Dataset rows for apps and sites
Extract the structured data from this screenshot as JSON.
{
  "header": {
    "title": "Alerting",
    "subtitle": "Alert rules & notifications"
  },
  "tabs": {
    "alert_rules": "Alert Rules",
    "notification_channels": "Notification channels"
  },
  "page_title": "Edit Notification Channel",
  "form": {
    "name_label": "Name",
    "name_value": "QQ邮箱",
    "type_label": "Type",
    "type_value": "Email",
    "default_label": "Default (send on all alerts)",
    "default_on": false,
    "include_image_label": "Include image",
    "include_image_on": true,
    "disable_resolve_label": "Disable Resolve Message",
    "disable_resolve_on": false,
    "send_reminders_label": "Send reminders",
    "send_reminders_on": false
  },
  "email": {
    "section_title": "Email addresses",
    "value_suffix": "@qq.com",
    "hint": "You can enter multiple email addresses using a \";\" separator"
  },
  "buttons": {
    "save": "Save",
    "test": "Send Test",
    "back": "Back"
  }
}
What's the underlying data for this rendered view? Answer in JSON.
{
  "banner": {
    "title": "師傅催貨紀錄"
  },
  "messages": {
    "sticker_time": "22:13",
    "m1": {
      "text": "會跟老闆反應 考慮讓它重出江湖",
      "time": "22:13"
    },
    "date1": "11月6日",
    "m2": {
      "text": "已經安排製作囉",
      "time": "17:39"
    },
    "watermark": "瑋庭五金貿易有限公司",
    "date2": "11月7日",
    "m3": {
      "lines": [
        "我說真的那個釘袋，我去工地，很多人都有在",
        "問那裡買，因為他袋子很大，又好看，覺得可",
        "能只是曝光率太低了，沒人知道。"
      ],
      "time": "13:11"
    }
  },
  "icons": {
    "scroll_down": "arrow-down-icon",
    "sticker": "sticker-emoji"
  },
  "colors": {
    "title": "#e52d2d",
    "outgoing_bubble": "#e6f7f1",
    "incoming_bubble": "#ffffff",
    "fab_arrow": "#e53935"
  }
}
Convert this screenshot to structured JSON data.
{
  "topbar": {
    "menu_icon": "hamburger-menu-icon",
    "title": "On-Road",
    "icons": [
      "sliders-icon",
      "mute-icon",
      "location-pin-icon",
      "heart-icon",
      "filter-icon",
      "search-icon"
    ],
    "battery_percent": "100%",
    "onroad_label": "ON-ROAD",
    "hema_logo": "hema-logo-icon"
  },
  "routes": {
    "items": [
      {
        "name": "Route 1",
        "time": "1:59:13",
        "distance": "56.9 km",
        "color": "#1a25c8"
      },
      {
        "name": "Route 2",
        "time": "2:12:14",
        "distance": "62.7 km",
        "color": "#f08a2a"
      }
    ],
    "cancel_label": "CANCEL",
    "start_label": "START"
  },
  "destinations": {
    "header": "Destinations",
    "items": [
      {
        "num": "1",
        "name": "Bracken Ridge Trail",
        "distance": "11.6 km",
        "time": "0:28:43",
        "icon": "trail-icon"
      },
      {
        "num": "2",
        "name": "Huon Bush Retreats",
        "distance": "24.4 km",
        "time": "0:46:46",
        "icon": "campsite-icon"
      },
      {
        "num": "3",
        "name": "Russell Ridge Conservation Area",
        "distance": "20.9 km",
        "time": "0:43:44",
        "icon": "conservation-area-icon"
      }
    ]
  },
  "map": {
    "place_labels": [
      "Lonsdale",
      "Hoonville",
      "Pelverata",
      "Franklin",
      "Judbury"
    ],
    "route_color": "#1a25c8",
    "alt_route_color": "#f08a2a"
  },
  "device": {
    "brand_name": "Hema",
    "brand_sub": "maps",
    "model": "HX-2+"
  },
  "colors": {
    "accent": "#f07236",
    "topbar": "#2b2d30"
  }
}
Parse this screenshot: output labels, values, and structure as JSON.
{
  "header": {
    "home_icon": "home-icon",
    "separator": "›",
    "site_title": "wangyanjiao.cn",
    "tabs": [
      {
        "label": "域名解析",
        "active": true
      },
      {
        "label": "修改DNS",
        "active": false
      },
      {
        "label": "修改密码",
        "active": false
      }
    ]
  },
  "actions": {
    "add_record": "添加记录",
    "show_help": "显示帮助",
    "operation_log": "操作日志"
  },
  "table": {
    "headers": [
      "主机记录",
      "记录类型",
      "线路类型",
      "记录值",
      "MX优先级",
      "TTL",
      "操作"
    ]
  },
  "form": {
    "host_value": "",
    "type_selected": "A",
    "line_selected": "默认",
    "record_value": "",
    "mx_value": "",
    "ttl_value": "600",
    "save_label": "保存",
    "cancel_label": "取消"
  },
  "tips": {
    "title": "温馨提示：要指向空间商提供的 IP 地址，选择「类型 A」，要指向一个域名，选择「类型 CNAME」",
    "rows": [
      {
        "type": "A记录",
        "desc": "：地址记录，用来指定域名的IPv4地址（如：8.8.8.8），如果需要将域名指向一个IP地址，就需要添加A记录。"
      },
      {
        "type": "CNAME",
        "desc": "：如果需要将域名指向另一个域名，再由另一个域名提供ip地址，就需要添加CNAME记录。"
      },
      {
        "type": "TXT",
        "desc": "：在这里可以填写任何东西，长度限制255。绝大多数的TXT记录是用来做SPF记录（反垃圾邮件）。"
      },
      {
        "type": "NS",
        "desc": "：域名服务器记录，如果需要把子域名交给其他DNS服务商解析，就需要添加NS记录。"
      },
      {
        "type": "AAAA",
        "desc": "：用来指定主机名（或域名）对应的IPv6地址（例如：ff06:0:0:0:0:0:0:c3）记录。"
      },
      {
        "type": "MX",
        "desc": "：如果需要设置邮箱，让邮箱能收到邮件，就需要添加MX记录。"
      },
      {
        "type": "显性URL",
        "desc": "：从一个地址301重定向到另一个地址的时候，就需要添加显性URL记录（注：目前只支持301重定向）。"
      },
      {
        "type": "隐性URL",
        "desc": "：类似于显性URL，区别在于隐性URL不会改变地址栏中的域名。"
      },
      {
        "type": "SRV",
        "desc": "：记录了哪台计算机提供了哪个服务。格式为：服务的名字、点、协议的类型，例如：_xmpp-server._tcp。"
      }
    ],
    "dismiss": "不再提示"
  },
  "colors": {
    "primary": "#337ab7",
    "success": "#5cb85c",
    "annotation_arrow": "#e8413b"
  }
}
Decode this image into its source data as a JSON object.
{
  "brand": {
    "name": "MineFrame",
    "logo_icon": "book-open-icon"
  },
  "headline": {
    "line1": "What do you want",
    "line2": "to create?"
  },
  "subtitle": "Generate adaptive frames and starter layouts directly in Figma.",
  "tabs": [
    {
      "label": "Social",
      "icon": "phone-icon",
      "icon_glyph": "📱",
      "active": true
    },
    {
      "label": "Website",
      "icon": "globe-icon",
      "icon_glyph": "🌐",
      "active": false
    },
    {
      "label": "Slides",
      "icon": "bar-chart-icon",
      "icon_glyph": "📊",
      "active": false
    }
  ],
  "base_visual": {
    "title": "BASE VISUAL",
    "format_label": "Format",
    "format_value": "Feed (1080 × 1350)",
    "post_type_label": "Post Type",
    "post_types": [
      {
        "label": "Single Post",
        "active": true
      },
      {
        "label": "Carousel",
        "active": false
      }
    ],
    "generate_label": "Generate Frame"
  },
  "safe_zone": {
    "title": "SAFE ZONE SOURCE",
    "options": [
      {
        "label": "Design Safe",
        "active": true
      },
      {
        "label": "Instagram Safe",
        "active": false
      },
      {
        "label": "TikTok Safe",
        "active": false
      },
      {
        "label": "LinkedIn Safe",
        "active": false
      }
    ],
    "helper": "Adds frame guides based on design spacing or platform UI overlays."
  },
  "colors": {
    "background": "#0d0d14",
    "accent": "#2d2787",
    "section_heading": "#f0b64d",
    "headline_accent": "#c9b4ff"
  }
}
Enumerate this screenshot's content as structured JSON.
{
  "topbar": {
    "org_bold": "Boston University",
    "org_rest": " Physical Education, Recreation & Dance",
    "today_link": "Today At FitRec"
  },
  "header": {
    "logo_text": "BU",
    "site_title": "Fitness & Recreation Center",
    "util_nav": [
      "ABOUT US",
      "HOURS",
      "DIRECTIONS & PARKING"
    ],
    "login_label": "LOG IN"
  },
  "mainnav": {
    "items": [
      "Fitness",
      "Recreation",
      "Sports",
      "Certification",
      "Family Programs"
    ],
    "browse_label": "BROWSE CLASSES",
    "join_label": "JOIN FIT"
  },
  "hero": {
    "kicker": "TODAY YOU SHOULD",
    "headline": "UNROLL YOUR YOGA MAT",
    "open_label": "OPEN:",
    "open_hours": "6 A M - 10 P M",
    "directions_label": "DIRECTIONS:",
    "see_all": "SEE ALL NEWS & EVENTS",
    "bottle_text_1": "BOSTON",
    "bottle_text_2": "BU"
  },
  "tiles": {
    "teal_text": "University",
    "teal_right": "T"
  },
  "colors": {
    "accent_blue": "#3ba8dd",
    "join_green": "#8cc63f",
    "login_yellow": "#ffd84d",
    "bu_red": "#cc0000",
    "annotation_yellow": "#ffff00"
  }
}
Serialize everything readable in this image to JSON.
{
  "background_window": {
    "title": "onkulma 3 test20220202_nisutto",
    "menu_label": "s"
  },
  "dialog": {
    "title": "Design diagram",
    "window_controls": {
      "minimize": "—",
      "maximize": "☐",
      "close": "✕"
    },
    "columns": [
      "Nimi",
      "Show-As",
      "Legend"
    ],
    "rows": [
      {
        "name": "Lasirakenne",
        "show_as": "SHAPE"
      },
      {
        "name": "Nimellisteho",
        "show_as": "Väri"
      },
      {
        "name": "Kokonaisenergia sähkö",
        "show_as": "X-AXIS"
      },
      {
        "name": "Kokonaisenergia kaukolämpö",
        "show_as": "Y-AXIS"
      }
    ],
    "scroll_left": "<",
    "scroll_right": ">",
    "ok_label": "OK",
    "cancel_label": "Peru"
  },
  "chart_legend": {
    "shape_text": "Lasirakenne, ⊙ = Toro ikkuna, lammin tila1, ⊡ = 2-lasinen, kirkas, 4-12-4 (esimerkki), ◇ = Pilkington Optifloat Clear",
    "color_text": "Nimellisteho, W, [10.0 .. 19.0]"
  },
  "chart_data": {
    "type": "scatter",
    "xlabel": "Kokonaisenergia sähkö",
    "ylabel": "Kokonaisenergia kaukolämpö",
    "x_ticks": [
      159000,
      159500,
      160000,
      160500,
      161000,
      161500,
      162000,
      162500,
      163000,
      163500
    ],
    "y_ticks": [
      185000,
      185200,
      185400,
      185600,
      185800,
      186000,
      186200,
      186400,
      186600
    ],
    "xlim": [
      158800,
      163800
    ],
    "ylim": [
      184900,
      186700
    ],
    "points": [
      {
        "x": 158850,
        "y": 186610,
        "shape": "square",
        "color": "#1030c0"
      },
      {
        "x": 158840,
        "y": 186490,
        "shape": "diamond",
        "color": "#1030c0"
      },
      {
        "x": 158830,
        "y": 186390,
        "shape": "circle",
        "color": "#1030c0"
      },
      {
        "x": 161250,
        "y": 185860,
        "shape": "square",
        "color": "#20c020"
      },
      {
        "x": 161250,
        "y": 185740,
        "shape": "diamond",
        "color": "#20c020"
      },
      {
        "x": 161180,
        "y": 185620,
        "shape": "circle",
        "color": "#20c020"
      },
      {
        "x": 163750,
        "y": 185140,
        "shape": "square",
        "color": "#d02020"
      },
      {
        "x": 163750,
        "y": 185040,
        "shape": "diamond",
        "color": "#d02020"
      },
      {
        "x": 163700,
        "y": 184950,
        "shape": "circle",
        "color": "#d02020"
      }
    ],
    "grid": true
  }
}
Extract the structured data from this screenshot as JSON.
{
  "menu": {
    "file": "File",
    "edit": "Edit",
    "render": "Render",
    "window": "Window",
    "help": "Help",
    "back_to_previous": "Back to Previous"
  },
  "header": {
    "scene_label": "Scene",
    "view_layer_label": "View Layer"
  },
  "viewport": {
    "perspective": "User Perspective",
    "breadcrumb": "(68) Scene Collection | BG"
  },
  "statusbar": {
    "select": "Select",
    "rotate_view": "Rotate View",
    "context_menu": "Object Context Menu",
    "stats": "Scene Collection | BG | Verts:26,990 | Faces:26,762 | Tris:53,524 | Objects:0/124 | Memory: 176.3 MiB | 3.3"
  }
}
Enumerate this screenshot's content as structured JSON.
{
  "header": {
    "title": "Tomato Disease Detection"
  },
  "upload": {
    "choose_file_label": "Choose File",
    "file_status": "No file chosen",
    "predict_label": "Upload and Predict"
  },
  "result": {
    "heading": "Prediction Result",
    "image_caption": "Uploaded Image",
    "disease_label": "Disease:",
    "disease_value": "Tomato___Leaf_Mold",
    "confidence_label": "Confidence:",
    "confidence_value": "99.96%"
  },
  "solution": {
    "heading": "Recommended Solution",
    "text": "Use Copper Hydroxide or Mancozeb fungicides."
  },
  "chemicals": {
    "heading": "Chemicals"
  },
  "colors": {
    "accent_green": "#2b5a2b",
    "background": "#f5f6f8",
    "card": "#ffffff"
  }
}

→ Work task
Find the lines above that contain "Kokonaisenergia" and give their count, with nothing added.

→ Result for this exercise
4